Now I have to admit, music hasn’t played a huge role in my life but it has many others so this hits home for many especially given the fact that it’s a suicide. With respect to OJ, I think most of us that are old like me remember the low-speed chase in LA and the ensuing legal battle, more than what he actually got locked up for. Either way these things relate to a number of us across different generations and that makes them great ammo.

I suggest that if you haven’t already, send some simulated phishing emails to your users related to these subjects. The idea is to inoculate them before they get the one with a malicious attachment. My company KnowBe4, has already been all over this today and already has templates made to deal with this sort of thing. If you’re a customer, use them.

Stay safe out there folks, and let those users know that this may be coming.

Ransomware Attack In Atlanta’s Peachtree Neurological Clinic Sheds Light On Persistent Breach

The Look When You Find Out You Have Been Breached… For Over A Year.

So when is a ransomware attack a good thing? How about when it uncovers a previous breach where someone has been in your system for over a year. That’s exactly what happened to Peachtree Neurological Clinic in Atlanta. While they didn’t pay the ransom, they did find out someone had been in their system since February of 2016.

Now, they haven’t said how many patients data may be disclosed and breach hasn’t been added to the HHS breach tool, but it looks like names, Social Security numbers, driver’s licenses, addresses, phone numbers, medical data, prescriptions and/or health insurance data are at risk. That’s a lot of data on a person. This should be an interesting one to watch.

How long would this have gone on if it wouldn’t have been for the ransomware attack? Who knows. See, there is a silver lining sometimes. 🙂

Getting Ready For Vegas and Austin, Texas
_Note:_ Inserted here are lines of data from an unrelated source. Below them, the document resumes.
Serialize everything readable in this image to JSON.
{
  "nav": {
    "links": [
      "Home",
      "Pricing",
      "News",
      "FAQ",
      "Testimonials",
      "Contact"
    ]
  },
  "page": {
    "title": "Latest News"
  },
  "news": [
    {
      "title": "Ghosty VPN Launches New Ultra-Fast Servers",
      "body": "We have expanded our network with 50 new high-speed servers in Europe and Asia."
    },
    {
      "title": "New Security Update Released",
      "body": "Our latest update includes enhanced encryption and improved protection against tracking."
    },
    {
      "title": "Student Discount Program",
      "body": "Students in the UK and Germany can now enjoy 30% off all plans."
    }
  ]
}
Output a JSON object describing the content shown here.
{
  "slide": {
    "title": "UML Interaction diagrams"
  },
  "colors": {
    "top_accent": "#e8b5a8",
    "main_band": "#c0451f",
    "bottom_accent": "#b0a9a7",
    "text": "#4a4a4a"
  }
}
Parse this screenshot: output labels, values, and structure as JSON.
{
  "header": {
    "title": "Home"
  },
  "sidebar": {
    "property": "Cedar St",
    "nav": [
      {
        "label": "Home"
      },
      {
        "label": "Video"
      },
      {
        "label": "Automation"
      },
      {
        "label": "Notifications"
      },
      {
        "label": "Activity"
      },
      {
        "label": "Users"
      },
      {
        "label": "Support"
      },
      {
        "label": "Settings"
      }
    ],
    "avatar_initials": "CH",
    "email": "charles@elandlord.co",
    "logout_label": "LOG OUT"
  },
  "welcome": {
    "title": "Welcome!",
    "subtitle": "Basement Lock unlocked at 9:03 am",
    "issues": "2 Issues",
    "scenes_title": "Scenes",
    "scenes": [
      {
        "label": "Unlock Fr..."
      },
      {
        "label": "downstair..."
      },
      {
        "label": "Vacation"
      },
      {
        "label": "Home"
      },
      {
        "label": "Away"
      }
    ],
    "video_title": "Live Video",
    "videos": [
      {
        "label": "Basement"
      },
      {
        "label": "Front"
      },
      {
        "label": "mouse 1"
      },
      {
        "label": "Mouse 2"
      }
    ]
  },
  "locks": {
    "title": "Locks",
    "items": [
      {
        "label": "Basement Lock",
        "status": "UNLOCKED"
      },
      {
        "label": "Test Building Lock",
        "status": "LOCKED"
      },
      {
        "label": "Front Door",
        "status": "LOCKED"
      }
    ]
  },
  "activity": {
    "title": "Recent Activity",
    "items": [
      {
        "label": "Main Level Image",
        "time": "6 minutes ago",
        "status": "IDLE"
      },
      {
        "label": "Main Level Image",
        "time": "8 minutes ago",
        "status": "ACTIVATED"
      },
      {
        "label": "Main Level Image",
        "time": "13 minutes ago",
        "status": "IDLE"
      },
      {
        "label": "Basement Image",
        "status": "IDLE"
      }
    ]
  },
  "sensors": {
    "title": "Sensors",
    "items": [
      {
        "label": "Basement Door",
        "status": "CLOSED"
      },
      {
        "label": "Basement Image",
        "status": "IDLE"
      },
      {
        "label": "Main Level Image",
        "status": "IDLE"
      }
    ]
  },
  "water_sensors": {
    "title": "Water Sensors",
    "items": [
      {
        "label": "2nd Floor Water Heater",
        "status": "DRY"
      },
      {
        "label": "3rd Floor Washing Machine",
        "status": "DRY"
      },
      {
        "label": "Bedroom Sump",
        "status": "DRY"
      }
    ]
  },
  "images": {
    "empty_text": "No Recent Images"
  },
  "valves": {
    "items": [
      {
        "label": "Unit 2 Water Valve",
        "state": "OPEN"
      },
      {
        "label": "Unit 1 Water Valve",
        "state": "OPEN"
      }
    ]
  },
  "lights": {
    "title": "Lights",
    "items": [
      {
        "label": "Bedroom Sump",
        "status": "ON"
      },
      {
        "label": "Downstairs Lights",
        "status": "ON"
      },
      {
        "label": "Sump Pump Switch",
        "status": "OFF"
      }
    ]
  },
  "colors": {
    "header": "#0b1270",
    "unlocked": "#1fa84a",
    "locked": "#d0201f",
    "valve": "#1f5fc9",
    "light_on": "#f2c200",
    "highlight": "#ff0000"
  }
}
Well folks, Hacker summer camp is right around the corner. While I won’t be able to be there for all of it, I will be there for a couple of days at Black Hat. I’m returning this year once again as a booth babe in the KnowBe4 booth. Unfortunately before Defcon starts, I have to be in Austin to wrap up the 12 days of Sysmas which is being put on by Spiceworks in honor of SysAdmin Day in the 28th. It’s going to be a ton of fun, but it’s also going to be a very long week.

So the deal is, I’ll be there Wednesday and Thursday in the booth doing demos and stuff like that. we have Kevin Mitnick signing books on Wednesday evening, and we’re handing out these truly epic KnowBe4 axes. We have an axe to grind with ransomware. Kind of catchy huh? I’m going to have a bunch of goofy puns for that. Maybe I’ll even axe you a question about it. 

I can’t wait for this fun!

I’m going to warn everyone right now, this next week is going to take an awful lot of energy drinks to survive. For the record, the white Monster energy drinks or the white Rockstar energy drinks are my favorites. Just saying, you show up to our booth with one of those for me, and I’m going to take care of you as best I can. If I’m in a really good mood, I might even sign your forehead with a sharpie. Hey, I’m just cool like that.

Since I arrive Tuesday at about midnight, I’m not going to be doing much then. I might be up for something Wednesday night, but it’s going to depend on how the day goes. Apparently I’m expected to work at this thing. Thursday, I have to leave straight from Black Hat and head to Austin, Texas for the “SysAdmin Day edition of On the Air” on Friday morning. that’s going to be a ton of fun, especially since I’ll probably be giddy and such from a lack of sleep. Tune in if you’re feeling it. I love the Spiceworks group as they tend to live life to its fullest. It’s going to be at 10 a.m. Central, so 9 a.m. Vegas time. That means flip open your laptop and watch it while you nurse your hangover. Hey, we’re giving away a Nintendo switch, so you might even get lucky there.

On a serious note, if you want to talk shop and ransomware or social engineering, come hit me up in the booth. I would love to have discussions about it. likewise if you were looking for anyone to interview during the show, I’m happy to offer my expertise. it’s not every day you get a security guy that’s this charming, good-looking, and humble all in one package. 🙂